* _About this task_
Where a line of the material includes the string "JSON", copy that line.

* _Records shown_
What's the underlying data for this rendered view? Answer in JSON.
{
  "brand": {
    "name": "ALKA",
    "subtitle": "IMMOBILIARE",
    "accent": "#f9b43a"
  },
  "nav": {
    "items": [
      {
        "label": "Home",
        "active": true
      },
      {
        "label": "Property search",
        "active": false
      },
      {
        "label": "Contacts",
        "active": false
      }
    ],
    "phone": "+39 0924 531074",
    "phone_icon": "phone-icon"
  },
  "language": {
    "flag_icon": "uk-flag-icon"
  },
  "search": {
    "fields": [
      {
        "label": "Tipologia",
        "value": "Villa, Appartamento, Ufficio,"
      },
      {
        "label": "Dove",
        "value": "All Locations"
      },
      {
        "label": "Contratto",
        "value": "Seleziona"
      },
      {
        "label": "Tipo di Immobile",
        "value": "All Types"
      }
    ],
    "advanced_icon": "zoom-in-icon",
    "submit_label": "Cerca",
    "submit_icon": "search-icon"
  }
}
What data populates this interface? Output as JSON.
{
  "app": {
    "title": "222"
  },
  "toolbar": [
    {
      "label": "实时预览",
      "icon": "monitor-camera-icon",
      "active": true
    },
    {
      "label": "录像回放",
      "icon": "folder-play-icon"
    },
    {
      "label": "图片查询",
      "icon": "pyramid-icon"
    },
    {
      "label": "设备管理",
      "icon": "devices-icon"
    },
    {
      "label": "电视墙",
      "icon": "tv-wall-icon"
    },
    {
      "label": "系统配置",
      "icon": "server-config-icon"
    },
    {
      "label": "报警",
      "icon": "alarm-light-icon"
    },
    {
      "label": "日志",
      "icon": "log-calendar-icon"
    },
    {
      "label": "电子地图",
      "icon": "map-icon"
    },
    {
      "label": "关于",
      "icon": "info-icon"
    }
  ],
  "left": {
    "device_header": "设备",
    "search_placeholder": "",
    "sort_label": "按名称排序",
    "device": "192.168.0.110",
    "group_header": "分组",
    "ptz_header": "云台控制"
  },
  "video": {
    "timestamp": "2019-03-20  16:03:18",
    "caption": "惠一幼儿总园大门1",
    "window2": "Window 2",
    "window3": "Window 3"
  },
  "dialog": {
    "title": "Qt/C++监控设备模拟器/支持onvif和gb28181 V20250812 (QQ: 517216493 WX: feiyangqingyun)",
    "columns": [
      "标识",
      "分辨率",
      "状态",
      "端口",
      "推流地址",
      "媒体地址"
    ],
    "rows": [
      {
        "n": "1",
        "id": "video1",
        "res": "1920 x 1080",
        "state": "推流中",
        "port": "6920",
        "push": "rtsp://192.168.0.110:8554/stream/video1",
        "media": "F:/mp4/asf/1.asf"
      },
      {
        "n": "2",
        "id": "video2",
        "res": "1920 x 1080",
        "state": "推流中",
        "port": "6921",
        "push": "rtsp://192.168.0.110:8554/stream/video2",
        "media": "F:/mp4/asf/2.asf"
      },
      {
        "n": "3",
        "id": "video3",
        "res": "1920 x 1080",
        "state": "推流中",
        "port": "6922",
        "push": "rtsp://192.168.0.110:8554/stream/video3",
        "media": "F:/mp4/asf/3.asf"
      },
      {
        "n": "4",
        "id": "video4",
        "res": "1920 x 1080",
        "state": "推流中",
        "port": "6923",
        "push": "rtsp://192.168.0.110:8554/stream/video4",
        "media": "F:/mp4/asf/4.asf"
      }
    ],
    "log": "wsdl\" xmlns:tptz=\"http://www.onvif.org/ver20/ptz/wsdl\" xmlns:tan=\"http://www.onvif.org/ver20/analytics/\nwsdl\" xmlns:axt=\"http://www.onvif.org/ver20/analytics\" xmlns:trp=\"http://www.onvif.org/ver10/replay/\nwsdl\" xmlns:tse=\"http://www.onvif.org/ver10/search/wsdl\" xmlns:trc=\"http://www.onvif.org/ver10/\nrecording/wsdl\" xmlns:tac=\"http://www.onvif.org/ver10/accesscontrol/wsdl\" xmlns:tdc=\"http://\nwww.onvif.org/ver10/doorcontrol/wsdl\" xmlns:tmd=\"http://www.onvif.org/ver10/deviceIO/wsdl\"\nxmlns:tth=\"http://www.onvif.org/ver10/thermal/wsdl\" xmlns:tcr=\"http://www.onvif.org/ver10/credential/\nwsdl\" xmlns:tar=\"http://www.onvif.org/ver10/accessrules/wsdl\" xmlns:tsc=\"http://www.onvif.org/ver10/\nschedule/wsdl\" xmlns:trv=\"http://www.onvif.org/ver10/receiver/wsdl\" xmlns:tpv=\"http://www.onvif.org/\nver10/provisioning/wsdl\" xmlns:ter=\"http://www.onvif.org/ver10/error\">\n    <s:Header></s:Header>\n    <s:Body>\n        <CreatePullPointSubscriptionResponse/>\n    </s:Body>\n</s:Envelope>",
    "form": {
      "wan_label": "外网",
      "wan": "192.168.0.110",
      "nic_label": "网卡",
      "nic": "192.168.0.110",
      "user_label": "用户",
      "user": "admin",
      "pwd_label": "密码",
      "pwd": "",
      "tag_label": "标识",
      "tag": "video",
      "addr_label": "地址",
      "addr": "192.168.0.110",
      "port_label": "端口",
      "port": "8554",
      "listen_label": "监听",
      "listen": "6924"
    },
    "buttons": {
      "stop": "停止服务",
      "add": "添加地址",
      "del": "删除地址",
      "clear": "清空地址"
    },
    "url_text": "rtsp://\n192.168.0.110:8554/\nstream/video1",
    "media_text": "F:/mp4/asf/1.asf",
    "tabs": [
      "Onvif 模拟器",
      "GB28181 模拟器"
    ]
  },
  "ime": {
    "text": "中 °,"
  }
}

* _Result for this exercise_
What's the underlying data for this rendered view? Answer in JSON.
What data populates this interface? Output as JSON.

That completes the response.